Last year the European Union made an historic decision to ban the use of lead shot for hunting in wetlands, while Denmark, Sweden and Germany now have a total ban on lead ammunition. Calls for similar bans have gained traction in the United States, and as of July 1, 2019, lead ammunition has been banned for hunting wildlife anywhere in California.
In the Golden State, it was actually about saving the endangered condors, but now critics of the efforts say the law has gone too far.
“There has long been a concern about lead ammo,” said Mark Olivia, spokesman for the National Shooting Sports Foundation (NSSF). “There has been that big push in Europe, but we’re carefully watching what is happening over here as well. It started with the condor, but now there is no use of lead for hunting anywhere in California.”
Other states such as Maine, New York, and Wisconsin have seen similar pushes to ban lead ammunition. In California, lead ammunition can only be used at gun ranges – and some have even called for it to be banned completely.
“This is a creeping issue,” Olivia told this reporter. “It is really another way to limit our Second Amendment rights but also to hunt.”
It has also been noted that according to the California Department of Fish and Wildlife, pellet rifle ammunition isn’t included in the ban, “since pellet rifles are not firearms, the use of lead projectiles in pellet rifles is not prohibited.”
Lead Bans Could Target Hunters
Already in Europe, the ban on lead ammunition could impact the hunting season. According to a survey conducted by FACE.eu, which represents European hunters, an estimated 25 percent of hunters might hang up their firearms entirely, while at least 30 percent might hunt less frequently. That might sound good for the game, but the economic loss to the European Union could top €5.7 billion in loss fees and other money spend on hunting activities.
One factor is that upwards of 34 percent of modern firearms may be incompatible with non-lead ammunition, and the replacement costs are so high – potentially reaching €14.5 billion – that many hunters will simply give up the sport.

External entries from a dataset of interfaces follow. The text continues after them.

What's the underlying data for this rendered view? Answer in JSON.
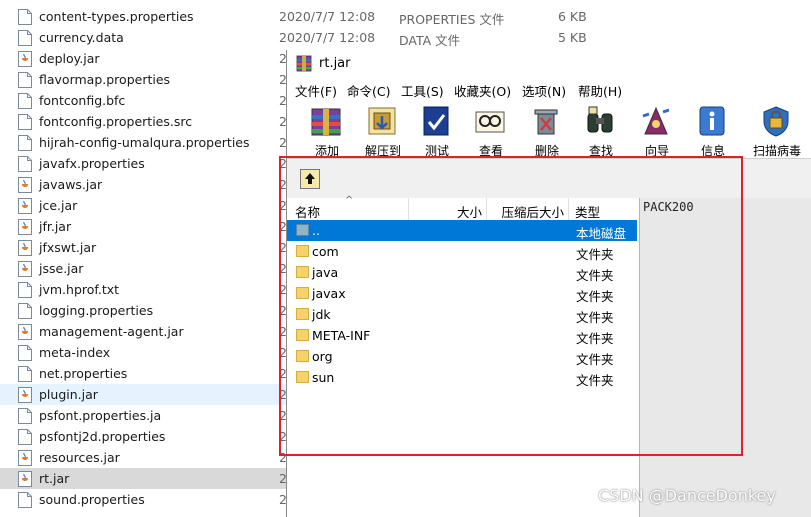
{
  "explorer": {
    "rows": [
      {
        "name": "content-types.properties",
        "date": "2020/7/7 12:08",
        "type": "PROPERTIES 文件",
        "size": "6 KB",
        "icon": "file-icon"
      },
      {
        "name": "currency.data",
        "date": "2020/7/7 12:08",
        "type": "DATA 文件",
        "size": "5 KB",
        "icon": "file-icon"
      },
      {
        "name": "deploy.jar",
        "date": "2",
        "icon": "jar-icon"
      },
      {
        "name": "flavormap.properties",
        "date": "2",
        "icon": "file-icon"
      },
      {
        "name": "fontconfig.bfc",
        "date": "2",
        "icon": "file-icon"
      },
      {
        "name": "fontconfig.properties.src",
        "date": "2",
        "icon": "file-icon"
      },
      {
        "name": "hijrah-config-umalqura.properties",
        "date": "2",
        "icon": "file-icon"
      },
      {
        "name": "javafx.properties",
        "date": "2",
        "icon": "file-icon"
      },
      {
        "name": "javaws.jar",
        "date": "2",
        "icon": "jar-icon"
      },
      {
        "name": "jce.jar",
        "date": "2",
        "icon": "jar-icon"
      },
      {
        "name": "jfr.jar",
        "date": "2",
        "icon": "jar-icon"
      },
      {
        "name": "jfxswt.jar",
        "date": "2",
        "icon": "jar-icon"
      },
      {
        "name": "jsse.jar",
        "date": "2",
        "icon": "jar-icon"
      },
      {
        "name": "jvm.hprof.txt",
        "date": "2",
        "icon": "file-icon"
      },
      {
        "name": "logging.properties",
        "date": "2",
        "icon": "file-icon"
      },
      {
        "name": "management-agent.jar",
        "date": "2",
        "icon": "jar-icon"
      },
      {
        "name": "meta-index",
        "date": "2",
        "icon": "file-icon"
      },
      {
        "name": "net.properties",
        "date": "2",
        "icon": "file-icon"
      },
      {
        "name": "plugin.jar",
        "date": "2",
        "icon": "jar-icon"
      },
      {
        "name": "psfont.properties.ja",
        "date": "2",
        "icon": "file-icon"
      },
      {
        "name": "psfontj2d.properties",
        "date": "2",
        "icon": "file-icon"
      },
      {
        "name": "resources.jar",
        "date": "2",
        "icon": "jar-icon"
      },
      {
        "name": "rt.jar",
        "date": "2",
        "icon": "jar-icon"
      },
      {
        "name": "sound.properties",
        "date": "2",
        "icon": "file-icon"
      }
    ]
  },
  "winrar": {
    "title": "rt.jar",
    "menu": [
      "文件(F)",
      "命令(C)",
      "工具(S)",
      "收藏夹(O)",
      "选项(N)",
      "帮助(H)"
    ],
    "toolbar": [
      {
        "label": "添加",
        "icon": "add-archive-icon"
      },
      {
        "label": "解压到",
        "icon": "extract-icon"
      },
      {
        "label": "测试",
        "icon": "test-icon"
      },
      {
        "label": "查看",
        "icon": "view-icon"
      },
      {
        "label": "删除",
        "icon": "delete-icon"
      },
      {
        "label": "查找",
        "icon": "find-icon"
      },
      {
        "label": "向导",
        "icon": "wizard-icon"
      },
      {
        "label": "信息",
        "icon": "info-icon"
      },
      {
        "label": "扫描病毒",
        "icon": "scan-virus-icon"
      }
    ],
    "columns": {
      "name": "名称",
      "size": "大小",
      "packed": "压缩后大小",
      "type": "类型"
    },
    "files": [
      {
        "name": "..",
        "type": "本地磁盘",
        "selected": true
      },
      {
        "name": "com",
        "type": "文件夹"
      },
      {
        "name": "java",
        "type": "文件夹"
      },
      {
        "name": "javax",
        "type": "文件夹"
      },
      {
        "name": "jdk",
        "type": "文件夹"
      },
      {
        "name": "META-INF",
        "type": "文件夹"
      },
      {
        "name": "org",
        "type": "文件夹"
      },
      {
        "name": "sun",
        "type": "文件夹"
      }
    ],
    "info_text": "PACK200"
  },
  "watermark": "CSDN @DanceDonkey",
  "colors": {
    "selection": "#0078d7",
    "highlight_box": "#e0202a",
    "folder": "#f6d26a"
  }
}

A Federal Ban?
While an effort to ban lead ammunition failed in New York, there are concerns in the shooting community that the issue could be a national one – and it wouldn’t be the first time.
On Jan. 19, 2017, the final day of President Barack Obama’s administration, outgoing U.S. Fish and Wildlife Director Dan Ashe banned lead ammunition on national wildlife refuges. The ban was subsequently overturned by Ryan Zinke, former President Donald Trump’s first interior secretary.
Still, some biologists and environmental groups continue to call for a lead ammo ban, suggesting that it impacts the environment. One concern is that some birds and other wildlife could ingest the lead.
However, Olivia has questioned the science that links hunting to the lead ingestion of birds of prey. “What we have seen is that special interest groups are trying to make their case by saying that the use of lead ammunition is the same as dumping lead, which it isn’t. They’re trying to push an agenda.”
Peter Suciu is a Michigan-based writer who has contributed to more than four dozen magazines, newspapers and websites. He regularly writes about military small arms, and is the author of several books on military headgear including A Gallery of Military Headdress, which is available on Amazon.com.